Exercise details: An exact copy of the entries below is required, with all pictures removed.

Dataset entries:
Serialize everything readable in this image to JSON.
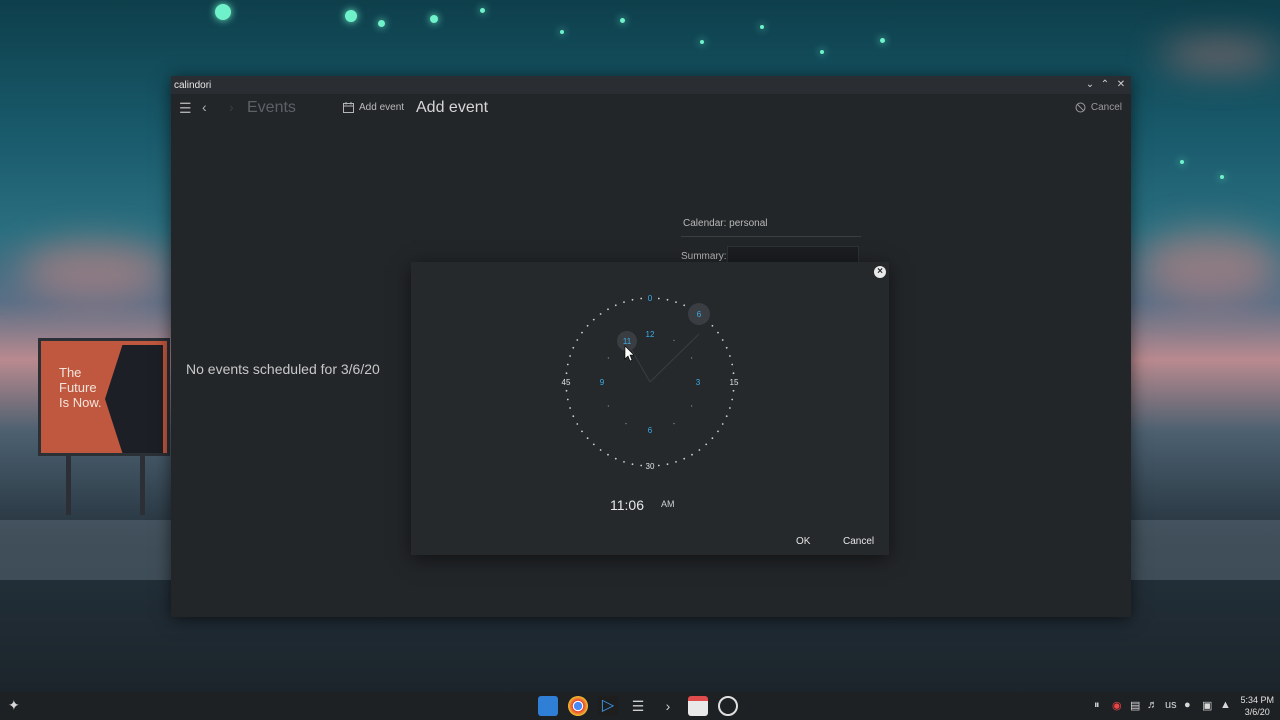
{
  "window": {
    "title": "calindori"
  },
  "toolbar": {
    "breadcrumb": "Events",
    "add_event_label": "Add event",
    "page_title": "Add event",
    "cancel_label": "Cancel"
  },
  "events": {
    "empty_message": "No events scheduled for 3/6/20"
  },
  "form": {
    "calendar_label": "Calendar: personal",
    "summary_label": "Summary:"
  },
  "time_picker": {
    "time": "11:06",
    "meridiem": "AM",
    "ok_label": "OK",
    "cancel_label": "Cancel",
    "minute_ticks": [
      "0",
      "15",
      "30",
      "45"
    ],
    "hour_ticks": [
      "12",
      "3",
      "6",
      "9"
    ],
    "selected_hour": "11",
    "selected_minute": "6"
  },
  "taskbar": {
    "keyboard_layout": "us",
    "time": "5:34 PM",
    "date": "3/6/20"
  },
  "colors": {
    "accent": "#3daee9",
    "window_bg": "#232629",
    "dialog_bg": "#25292c"
  }
}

Output for this exercise:
Serialize everything readable in this image to JSON.
{
  "window": {
    "title": "calindori"
  },
  "toolbar": {
    "breadcrumb": "Events",
    "add_event_label": "Add event",
    "page_title": "Add event",
    "cancel_label": "Cancel"
  },
  "events": {
    "empty_message": "No events scheduled for 3/6/20"
  },
  "form": {
    "calendar_label": "Calendar: personal",
    "summary_label": "Summary:"
  },
  "time_picker": {
    "time": "11:06",
    "meridiem": "AM",
    "ok_label": "OK",
    "cancel_label": "Cancel",
    "minute_ticks": [
      "0",
      "15",
      "30",
      "45"
    ],
    "hour_ticks": [
      "12",
      "3",
      "6",
      "9"
    ],
    "selected_hour": "11",
    "selected_minute": "6"
  },
  "taskbar": {
    "keyboard_layout": "us",
    "time": "5:34 PM",
    "date": "3/6/20"
  },
  "colors": {
    "accent": "#3daee9",
    "window_bg": "#232629",
    "dialog_bg": "#25292c"
  }
}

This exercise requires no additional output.